**What you need to do:**
Select, from the material below, each line with "icon" in it.

+---+

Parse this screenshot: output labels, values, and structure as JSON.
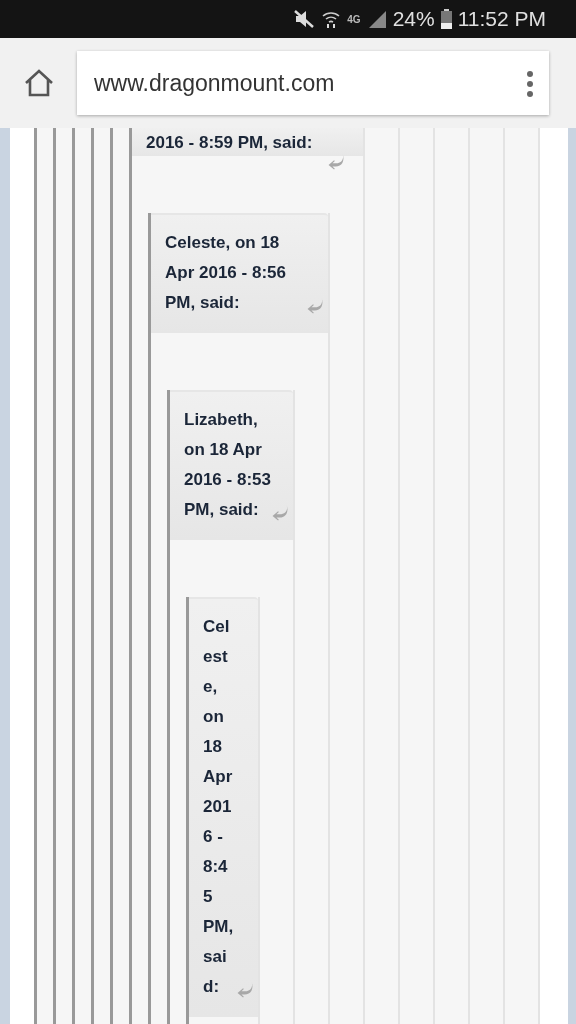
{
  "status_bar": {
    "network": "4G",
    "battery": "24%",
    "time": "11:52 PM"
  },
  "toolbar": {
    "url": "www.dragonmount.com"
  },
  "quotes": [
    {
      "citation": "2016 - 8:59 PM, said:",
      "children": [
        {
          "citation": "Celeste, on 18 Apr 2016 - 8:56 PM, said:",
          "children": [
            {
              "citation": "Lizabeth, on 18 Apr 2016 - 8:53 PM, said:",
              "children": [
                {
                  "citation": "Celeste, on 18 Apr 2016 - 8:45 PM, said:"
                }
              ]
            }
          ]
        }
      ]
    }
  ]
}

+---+

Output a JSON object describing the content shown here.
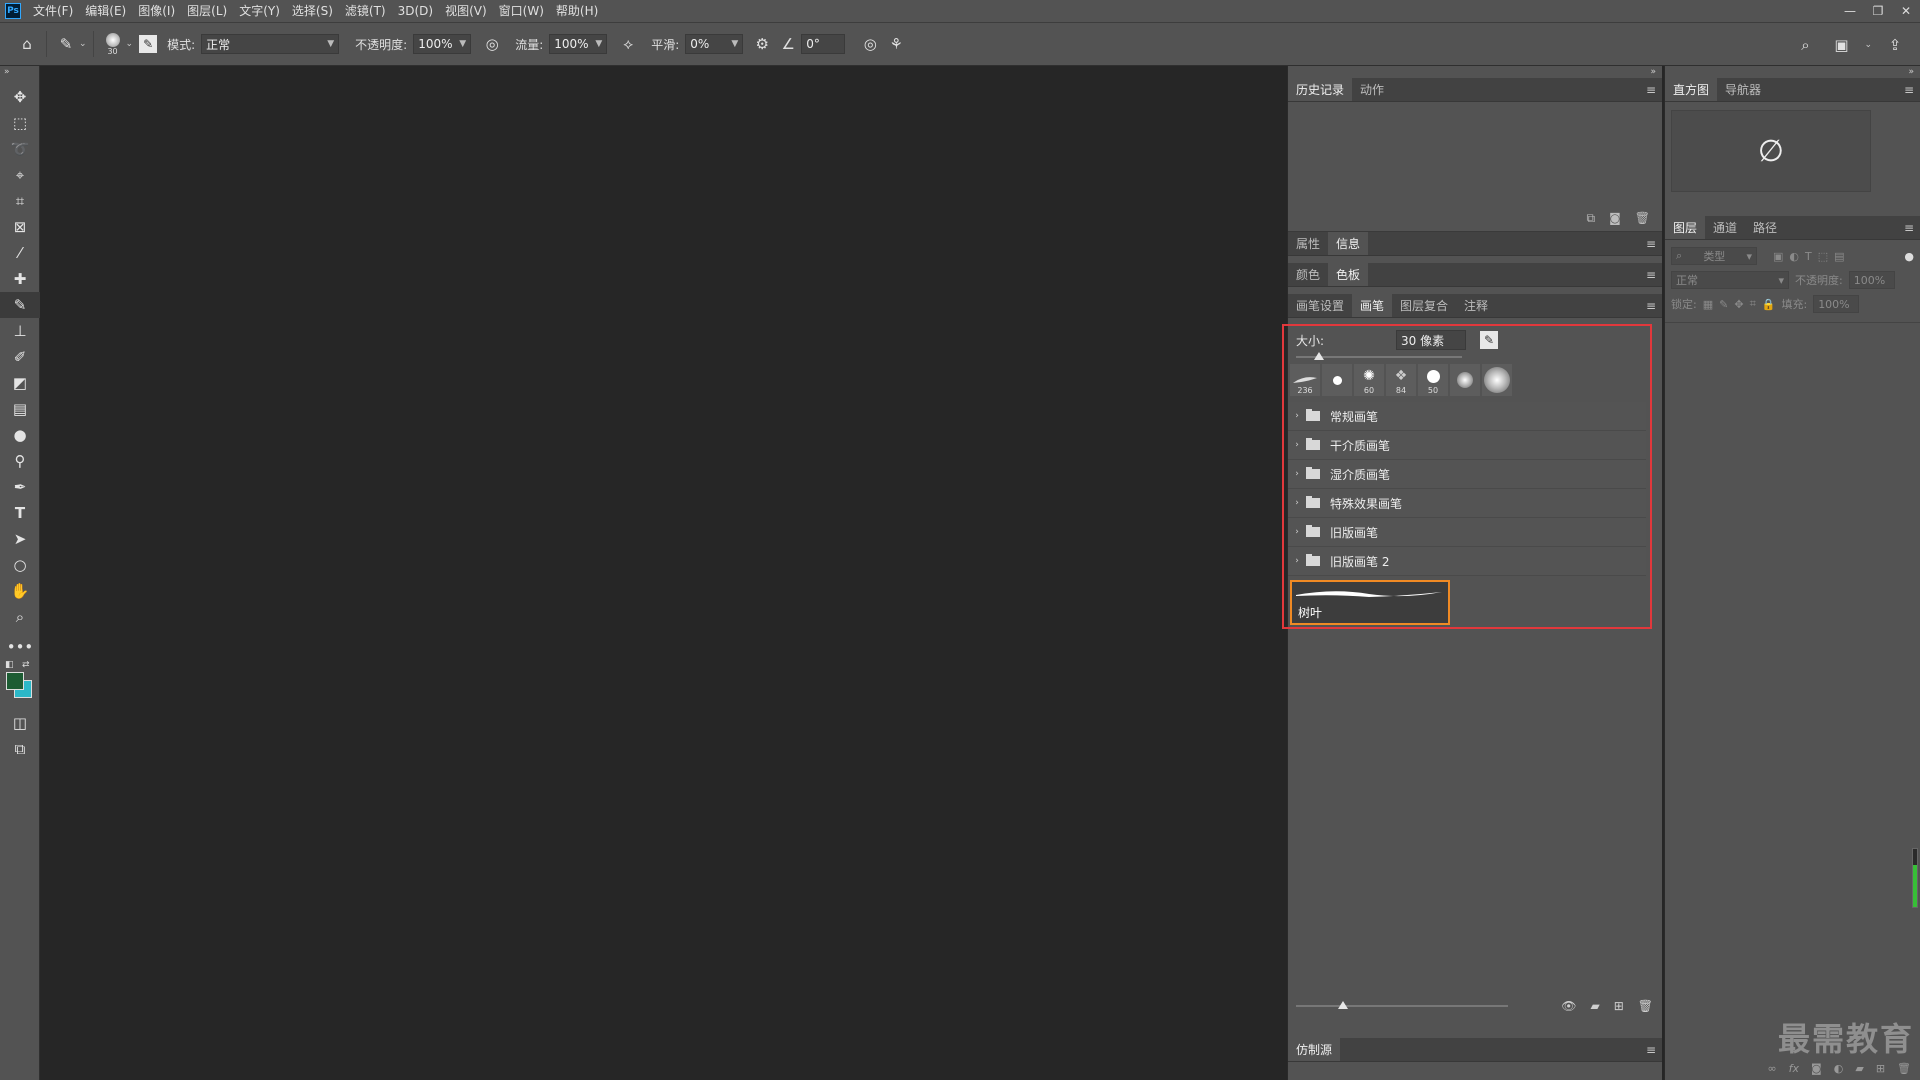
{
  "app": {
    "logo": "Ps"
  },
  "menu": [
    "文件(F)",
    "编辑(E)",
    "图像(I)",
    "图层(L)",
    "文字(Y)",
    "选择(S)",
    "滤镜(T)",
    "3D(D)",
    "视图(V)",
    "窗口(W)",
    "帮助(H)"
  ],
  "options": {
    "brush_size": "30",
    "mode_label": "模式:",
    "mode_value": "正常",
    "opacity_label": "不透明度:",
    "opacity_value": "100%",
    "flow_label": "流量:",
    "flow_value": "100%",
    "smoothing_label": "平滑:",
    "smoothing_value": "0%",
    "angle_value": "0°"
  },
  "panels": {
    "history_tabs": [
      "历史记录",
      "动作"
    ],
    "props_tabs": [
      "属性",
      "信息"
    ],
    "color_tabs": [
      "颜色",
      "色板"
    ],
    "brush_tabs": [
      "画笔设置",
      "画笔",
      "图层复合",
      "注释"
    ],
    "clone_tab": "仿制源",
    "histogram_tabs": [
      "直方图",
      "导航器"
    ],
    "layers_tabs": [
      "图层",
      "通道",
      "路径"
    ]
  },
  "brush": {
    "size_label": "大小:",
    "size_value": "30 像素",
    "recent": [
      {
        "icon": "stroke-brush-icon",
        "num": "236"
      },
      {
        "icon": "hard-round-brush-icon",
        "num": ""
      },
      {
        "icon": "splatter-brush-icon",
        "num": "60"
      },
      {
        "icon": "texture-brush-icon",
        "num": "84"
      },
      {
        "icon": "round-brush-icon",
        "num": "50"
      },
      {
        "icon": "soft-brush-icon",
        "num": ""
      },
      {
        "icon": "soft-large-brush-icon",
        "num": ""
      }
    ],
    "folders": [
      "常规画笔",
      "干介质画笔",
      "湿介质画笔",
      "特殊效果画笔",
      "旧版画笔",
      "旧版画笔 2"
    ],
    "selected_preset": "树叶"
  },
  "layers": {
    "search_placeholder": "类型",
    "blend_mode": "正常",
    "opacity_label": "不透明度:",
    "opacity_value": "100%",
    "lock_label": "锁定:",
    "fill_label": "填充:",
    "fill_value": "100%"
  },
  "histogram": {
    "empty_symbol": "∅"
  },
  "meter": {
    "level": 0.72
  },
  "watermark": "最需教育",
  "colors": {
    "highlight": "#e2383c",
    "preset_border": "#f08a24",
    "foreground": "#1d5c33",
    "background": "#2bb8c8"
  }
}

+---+

**Solution to the exercise:**
        "icon": "stroke-brush-icon",
        "icon": "hard-round-brush-icon",
        "icon": "splatter-brush-icon",
        "icon": "texture-brush-icon",
        "icon": "round-brush-icon",
        "icon": "soft-brush-icon",
        "icon": "soft-large-brush-icon",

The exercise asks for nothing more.